A plane from New Zealand has flown to Tonga to inspect the damage caused by a massive volcanic explosion that created a tsunami.
The eruption engulfed the Pacific islands in ash, disrupting power and communications. According to the International Federation of Red Cross and Red Crescent Societies (IFRC), up to 80,000 individuals could be affected.
So far, no deaths have been reported. However, information is limited, and New Zealand and Australia have dispatched surveillance planes to assess the extent of the damage.
On Saturday, the underwater volcano erupted, blasting a plume of ash into the sky and causing Tonga to issue warnings of 1.2m (4ft) waves. The eruption was so strong that it could be heard 2,383 kilometres (1,481 miles) away in New Zealand.
After being covered with a layer of volcanic ash, New Zealand’s Acting High Commissioner in Tonga, Peter Lund, has described the island nation as looking like a moonscape.
Videos showed traffic congestion as residents evacuated low-lying areas by car as the sky darkened with ash. Tonga’s internet and phone lines went down hours later, rendering the island’s 105,000 citizens virtually unavailable.
The volcano had been erupting for several days before the major eruption. Sulphur and ammonia smells were detected in some regions, according to the Tonga Meteorological Agency.
According to Ms Ardern, power was slowly being restored to some parts of the island, and mobile phones were starting to operate again. The condition of certain coastal areas, on the other hand, remained unknown.
Many Tongans in Australia and New Zealand have grown frightened for their safety due to their inability to communicate with their friends and family.
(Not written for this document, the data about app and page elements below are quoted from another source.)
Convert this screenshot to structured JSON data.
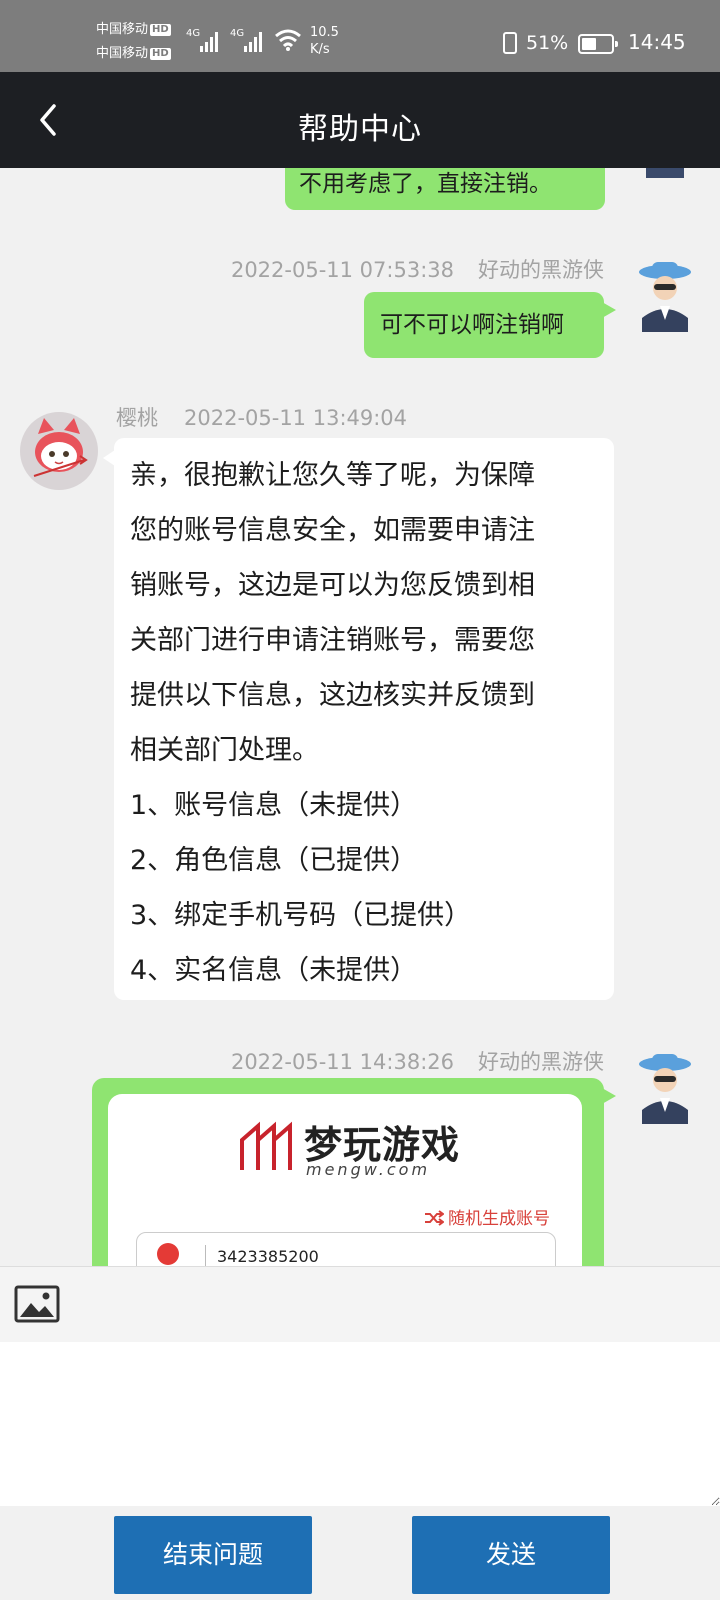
{
  "status_bar": {
    "carrier1": "中国移动",
    "carrier2": "中国移动",
    "hd_badge": "HD",
    "network": "4G",
    "speed_value": "10.5",
    "speed_unit": "K/s",
    "battery_pct": "51%",
    "battery_level": 0.51,
    "time": "14:45"
  },
  "header": {
    "title": "帮助中心"
  },
  "messages": [
    {
      "side": "right",
      "text": "不用考虑了，直接注销。"
    },
    {
      "side": "right",
      "time": "2022-05-11 07:53:38",
      "sender": "好动的黑游侠",
      "text": "可不可以啊注销啊"
    },
    {
      "side": "left",
      "sender": "樱桃",
      "time": "2022-05-11 13:49:04",
      "lines": [
        "亲，很抱歉让您久等了呢，为保障",
        "您的账号信息安全，如需要申请注",
        "销账号，这边是可以为您反馈到相",
        "关部门进行申请注销账号，需要您",
        "提供以下信息，这边核实并反馈到",
        "相关部门处理。",
        "1、账号信息（未提供）",
        "2、角色信息（已提供）",
        "3、绑定手机号码（已提供）",
        "4、实名信息（未提供）"
      ]
    },
    {
      "side": "right",
      "time": "2022-05-11 14:38:26",
      "sender": "好动的黑游侠",
      "image": {
        "brand": "梦玩游戏",
        "domain": "mengw.com",
        "random_label": "随机生成账号",
        "account_partial": "3423385200"
      }
    }
  ],
  "composer": {
    "placeholder": ""
  },
  "buttons": {
    "end": "结束问题",
    "send": "发送"
  },
  "colors": {
    "header_bg": "#1d1f23",
    "bubble_green": "#8fe471",
    "button_blue": "#1e6fb4",
    "status_bg": "#7d7d7d"
  },
  "icons": {
    "back": "chevron-left-icon",
    "image": "image-icon",
    "shuffle": "shuffle-icon"
  }
}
Fatima claimed she had not heard from her colleague, who owns a beachside restaurant in Nuku’alofa, Tonga’s capital.
Some outlying islands appear to have been inundated by the ocean, according to satellite photographs.
Experts claim the Hunga-Tonga-Ha’apai volcano’s eruption was one of the region’s most violent in decades.
It prompted tsunami warnings in several nations, including Japan and the United States, where coastal areas of California and Alaska were flooded.